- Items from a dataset
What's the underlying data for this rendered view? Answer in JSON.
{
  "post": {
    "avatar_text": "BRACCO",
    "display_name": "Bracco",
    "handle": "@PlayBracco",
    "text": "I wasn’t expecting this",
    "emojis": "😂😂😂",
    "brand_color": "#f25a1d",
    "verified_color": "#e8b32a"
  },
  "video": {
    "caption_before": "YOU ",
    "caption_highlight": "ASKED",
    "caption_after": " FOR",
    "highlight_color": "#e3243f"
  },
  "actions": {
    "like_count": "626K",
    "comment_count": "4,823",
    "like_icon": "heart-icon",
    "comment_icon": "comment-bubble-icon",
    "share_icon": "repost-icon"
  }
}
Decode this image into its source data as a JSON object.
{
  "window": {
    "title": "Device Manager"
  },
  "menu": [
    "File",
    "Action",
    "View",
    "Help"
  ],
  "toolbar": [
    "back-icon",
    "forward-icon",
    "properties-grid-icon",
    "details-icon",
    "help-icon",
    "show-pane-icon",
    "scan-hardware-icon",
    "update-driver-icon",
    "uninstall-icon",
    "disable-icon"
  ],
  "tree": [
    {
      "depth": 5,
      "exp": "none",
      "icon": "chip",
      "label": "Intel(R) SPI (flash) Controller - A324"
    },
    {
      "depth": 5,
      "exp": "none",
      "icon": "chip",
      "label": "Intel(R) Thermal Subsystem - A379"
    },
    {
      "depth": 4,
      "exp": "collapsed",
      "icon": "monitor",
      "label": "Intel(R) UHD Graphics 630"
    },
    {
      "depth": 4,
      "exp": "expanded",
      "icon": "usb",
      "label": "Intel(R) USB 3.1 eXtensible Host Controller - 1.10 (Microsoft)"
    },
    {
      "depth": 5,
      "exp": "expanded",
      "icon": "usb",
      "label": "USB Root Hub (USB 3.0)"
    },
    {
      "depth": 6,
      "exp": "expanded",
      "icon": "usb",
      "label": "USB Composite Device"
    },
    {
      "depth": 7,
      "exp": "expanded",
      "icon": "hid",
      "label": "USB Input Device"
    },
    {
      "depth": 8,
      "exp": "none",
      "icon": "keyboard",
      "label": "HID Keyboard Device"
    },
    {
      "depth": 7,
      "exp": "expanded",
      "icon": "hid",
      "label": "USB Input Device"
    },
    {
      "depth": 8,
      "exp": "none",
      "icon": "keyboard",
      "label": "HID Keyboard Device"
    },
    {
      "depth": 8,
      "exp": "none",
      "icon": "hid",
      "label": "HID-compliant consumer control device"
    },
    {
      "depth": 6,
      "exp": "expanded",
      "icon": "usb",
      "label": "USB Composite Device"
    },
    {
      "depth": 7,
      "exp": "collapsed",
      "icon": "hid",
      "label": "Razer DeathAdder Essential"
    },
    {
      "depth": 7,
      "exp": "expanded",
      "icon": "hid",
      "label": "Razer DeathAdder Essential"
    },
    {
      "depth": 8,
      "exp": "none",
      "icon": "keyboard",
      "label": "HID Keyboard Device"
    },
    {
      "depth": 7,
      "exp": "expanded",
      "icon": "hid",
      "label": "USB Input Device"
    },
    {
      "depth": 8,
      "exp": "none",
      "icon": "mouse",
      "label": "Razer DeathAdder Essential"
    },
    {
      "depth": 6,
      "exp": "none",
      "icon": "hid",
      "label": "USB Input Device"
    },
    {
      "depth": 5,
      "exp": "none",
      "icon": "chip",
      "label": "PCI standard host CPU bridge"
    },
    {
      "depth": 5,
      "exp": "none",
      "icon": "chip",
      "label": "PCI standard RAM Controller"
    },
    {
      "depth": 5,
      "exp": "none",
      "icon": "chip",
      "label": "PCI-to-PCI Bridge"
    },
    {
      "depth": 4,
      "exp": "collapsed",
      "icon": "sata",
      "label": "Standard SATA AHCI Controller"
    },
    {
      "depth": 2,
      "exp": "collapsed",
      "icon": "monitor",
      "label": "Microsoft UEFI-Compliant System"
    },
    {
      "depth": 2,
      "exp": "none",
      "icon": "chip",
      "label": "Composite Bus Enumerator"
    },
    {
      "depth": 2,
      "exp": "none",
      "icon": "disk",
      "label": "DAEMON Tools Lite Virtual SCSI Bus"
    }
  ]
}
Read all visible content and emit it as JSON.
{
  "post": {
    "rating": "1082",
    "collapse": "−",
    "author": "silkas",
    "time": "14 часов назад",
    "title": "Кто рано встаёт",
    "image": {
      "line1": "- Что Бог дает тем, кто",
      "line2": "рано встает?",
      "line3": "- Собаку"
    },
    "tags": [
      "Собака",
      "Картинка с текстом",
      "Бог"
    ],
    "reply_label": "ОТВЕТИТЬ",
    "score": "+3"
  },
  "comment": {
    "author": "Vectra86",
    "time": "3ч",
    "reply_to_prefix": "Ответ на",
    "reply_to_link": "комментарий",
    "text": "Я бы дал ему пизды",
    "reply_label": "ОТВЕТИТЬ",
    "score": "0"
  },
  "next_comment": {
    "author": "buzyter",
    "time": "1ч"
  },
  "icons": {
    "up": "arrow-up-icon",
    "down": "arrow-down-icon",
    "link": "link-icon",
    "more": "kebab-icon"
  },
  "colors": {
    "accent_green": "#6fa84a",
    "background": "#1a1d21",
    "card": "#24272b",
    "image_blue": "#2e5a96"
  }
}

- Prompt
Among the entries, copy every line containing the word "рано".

- Written answer
    "title": "Кто рано встаёт",
      "line2": "рано встает?",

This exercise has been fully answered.